Accident Scene Management / Road Guardians
Login     |     (262) 706-3278
Accident Scene Management / Road Guardians
Login     |     (262) 706-3278

TIPS for the New and not so new rider

Motorcycle Safety

By Vicki Sanfelipo AKA “Spitfire” – Co-founder Road GuardiansMotorcycle Safety

Are you new to motorcycling? Welcome to the adventure! Motorcycling is fun and can be exciting. Taking a Motorcycle Safety Rider Education class has become the normal way that people start riding and that is a smart way to start. You will learn how to start, stop accelerate and more. What you will not gain is experience! While essential skills are necessary they are taught in a parking lot. Putting those newly acquired skills to use in real life situations at highway speeds with traffic, curves, weather, gravel and more are every bit as important. Finding someone to be your mentor can help tremendously and give you comfort as that more experienced rider can answer your questions and explain techniques to you to help you be a better rider. The best way to get good at riding is to ride! The more you ride the better you will get at it.

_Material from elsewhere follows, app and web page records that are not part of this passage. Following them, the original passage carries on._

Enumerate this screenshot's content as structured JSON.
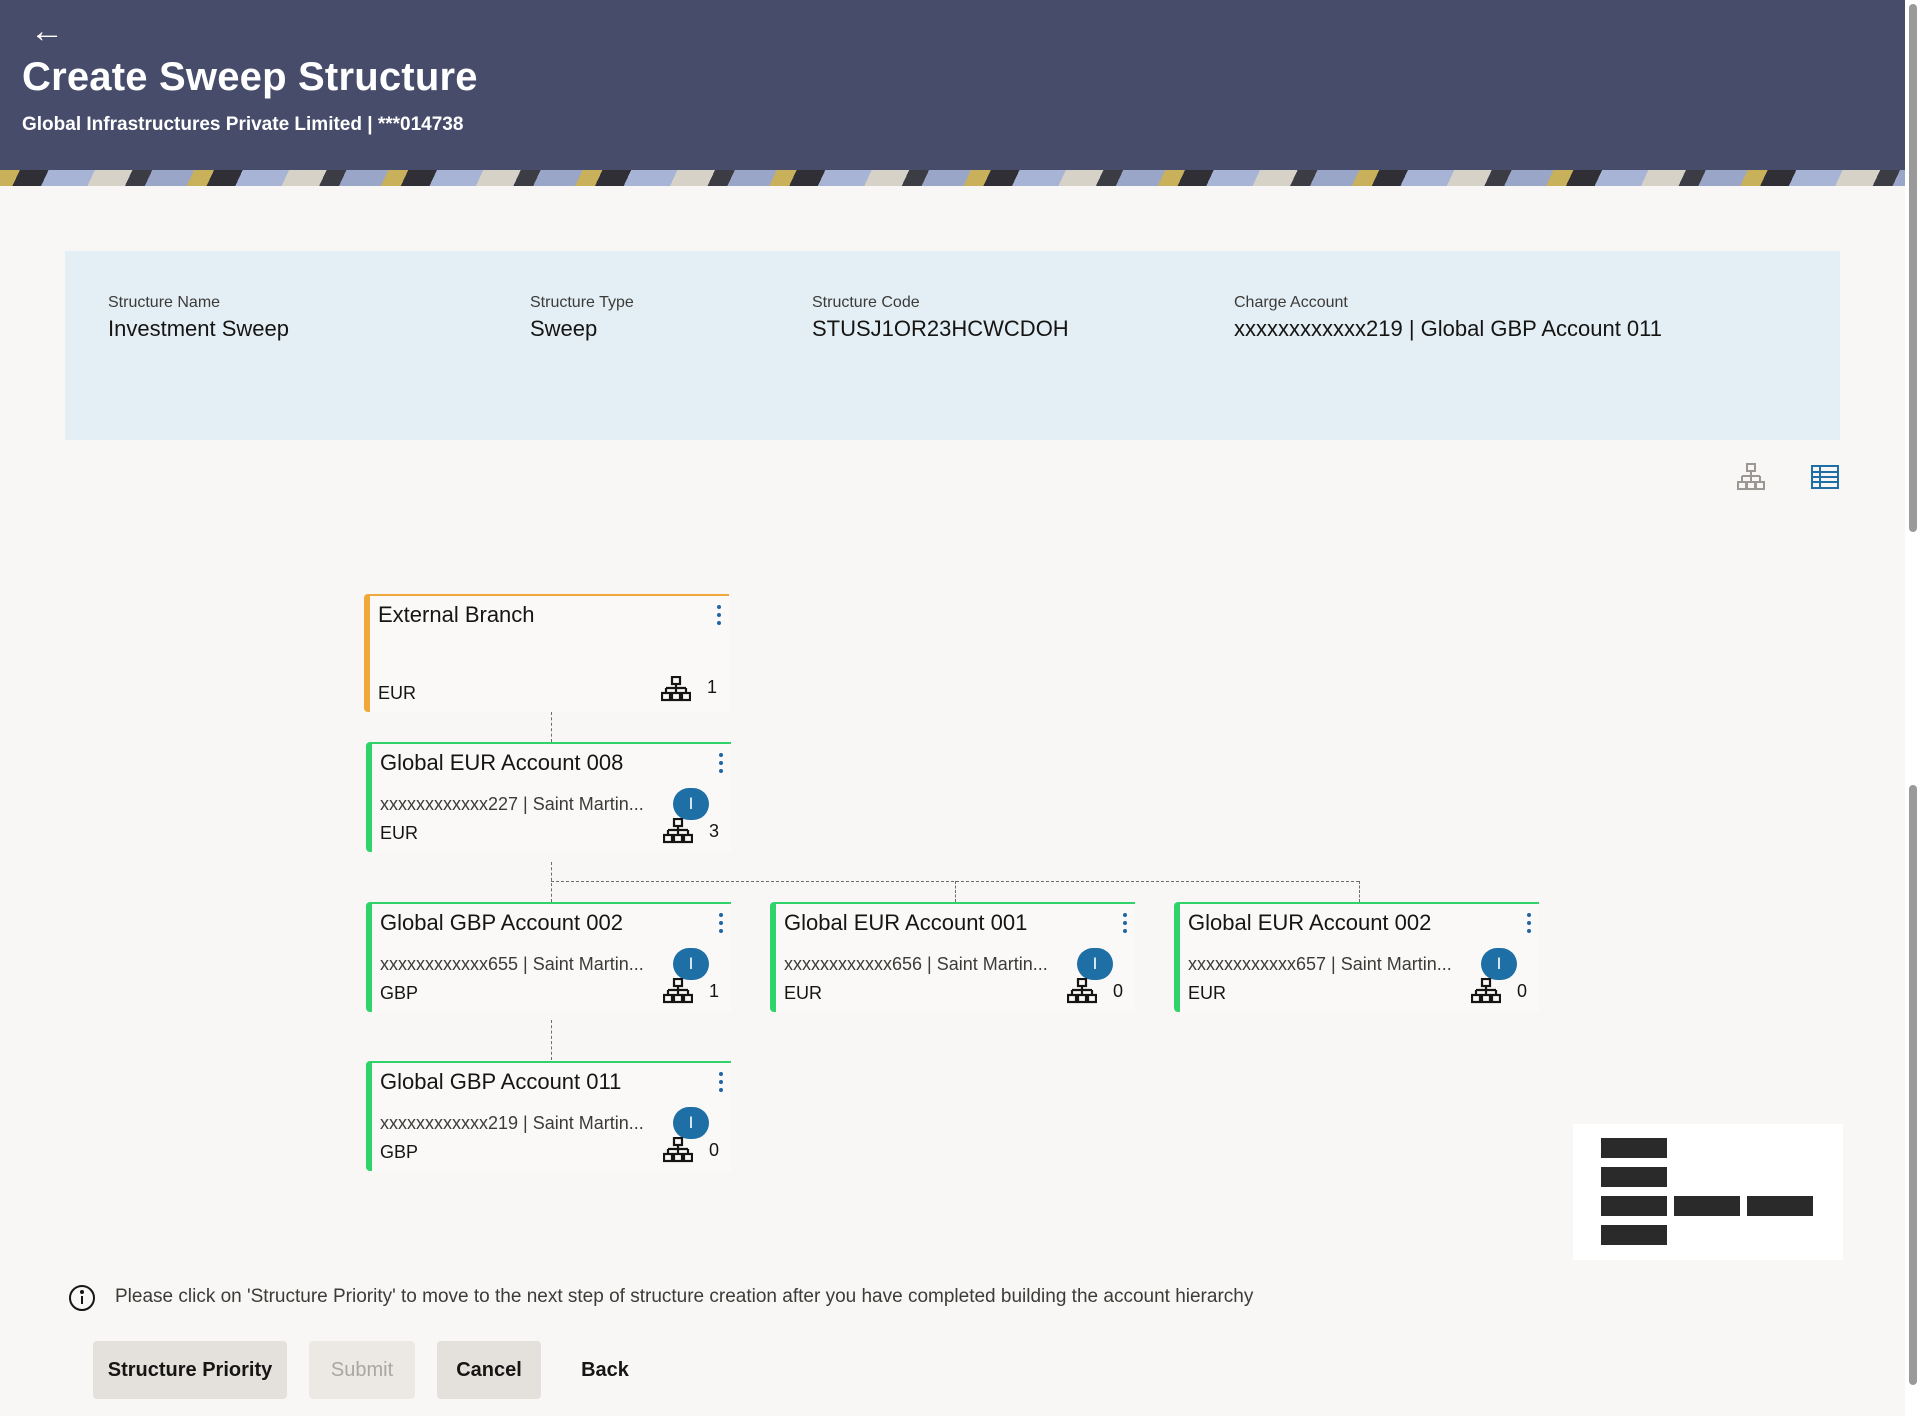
{
  "header": {
    "title": "Create Sweep Structure",
    "subtitle": "Global Infrastructures Private Limited | ***014738"
  },
  "info": {
    "structure_name_label": "Structure Name",
    "structure_name_value": "Investment Sweep",
    "structure_type_label": "Structure Type",
    "structure_type_value": "Sweep",
    "structure_code_label": "Structure Code",
    "structure_code_value": "STUSJ1OR23HCWCDOH",
    "charge_account_label": "Charge Account",
    "charge_account_value": "xxxxxxxxxxxx219 | Global GBP Account 011"
  },
  "views": {
    "tree_icon": "hierarchy-icon",
    "table_icon": "grid-table-icon"
  },
  "tree": {
    "root": {
      "title": "External Branch",
      "currency": "EUR",
      "child_count": "1"
    },
    "nodes": [
      {
        "title": "Global EUR Account 008",
        "account": "xxxxxxxxxxxx227 | Saint Martin...",
        "badge": "I",
        "currency": "EUR",
        "child_count": "3"
      },
      {
        "title": "Global GBP Account 002",
        "account": "xxxxxxxxxxxx655 | Saint Martin...",
        "badge": "I",
        "currency": "GBP",
        "child_count": "1"
      },
      {
        "title": "Global EUR Account 001",
        "account": "xxxxxxxxxxxx656 | Saint Martin...",
        "badge": "I",
        "currency": "EUR",
        "child_count": "0"
      },
      {
        "title": "Global EUR Account 002",
        "account": "xxxxxxxxxxxx657 | Saint Martin...",
        "badge": "I",
        "currency": "EUR",
        "child_count": "0"
      },
      {
        "title": "Global GBP Account 011",
        "account": "xxxxxxxxxxxx219 | Saint Martin...",
        "badge": "I",
        "currency": "GBP",
        "child_count": "0"
      }
    ]
  },
  "footer": {
    "note": "Please click on 'Structure Priority' to move to the next step of structure creation after you have completed building the account hierarchy",
    "buttons": {
      "structure_priority": "Structure Priority",
      "submit": "Submit",
      "cancel": "Cancel",
      "back": "Back"
    }
  },
  "colors": {
    "header_bg": "#474c6a",
    "info_bg": "#e3eff5",
    "root_accent": "#f0a83a",
    "node_accent": "#2fd36a",
    "badge": "#1d6fa5"
  }
}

Apparel SafetyAs you prepare to go out for your ride you should make sure that you wear proper gear. Let’s start at the head and work our way down:

  • Helmet (Full Faced or Modular helmets give the best protection)
  • Leather or protective jacket with padding or armor at the elbows, shoulders and spine
  • Full fingered gloves with padding on the palm, gauntlets keep wind from blowing up your sleeves
  • Pants that completely cover the legs, jean material at the very least but kevlar, covec and even better, leather, is even more protective
  • A good pair of boots tat come over the ankle and have good tread are important with moisture wicking socks

Here is a more detailed article about riding apparel from RoadRunner Magazine.

Often a new rider puts their bike away after learning to ride because they have not developed a level of comfort in just 2-4 days. They quickly lose their skills.  Another thing a new rider might do is put themselves in stressful situations that they are not prepared for such as a curvy roads, a group ride with many other bikes or heavy traffic. You should find every opportunity to ride but do so with your mentor and then when ready to go out on your own (your mentor will help you determine this), be patient. Start with a short ride or a ride with several stops. Park carefully so that you can easily exit a parking lot without having to move your bike around too much. Backing your bike up is a good thing to practice when you don’t have a group of people standing around watching you! Learning some basics about your motorcycle will help you enjoy you ride longer!

Maintaining your bike is good for you and the motorcycle. Make sure your tires have good tired and are properly inflated (check the tire for recommended tire pressure). Be sure you lubricate cables and moving parts. Speaking of lubrication, oil changes are essential! Be sure to use the correct weight oil for your motorcycle and consider using synthetic oil. Your transmission fluid and brake fluid should be checked as well. Your owner’s manual has all of the recommendations for your motorcycle in it. Be sure to read that section.

This is by no means a complete list of all of the things a rider should know. For those experienced riders who are reading this article, we’d love to hear some tips from you! Feel free to comment below. If you are new to riding, we’d also love to hear your questions. If we don’t know the answer, we’ll find someone who does!

Related Posts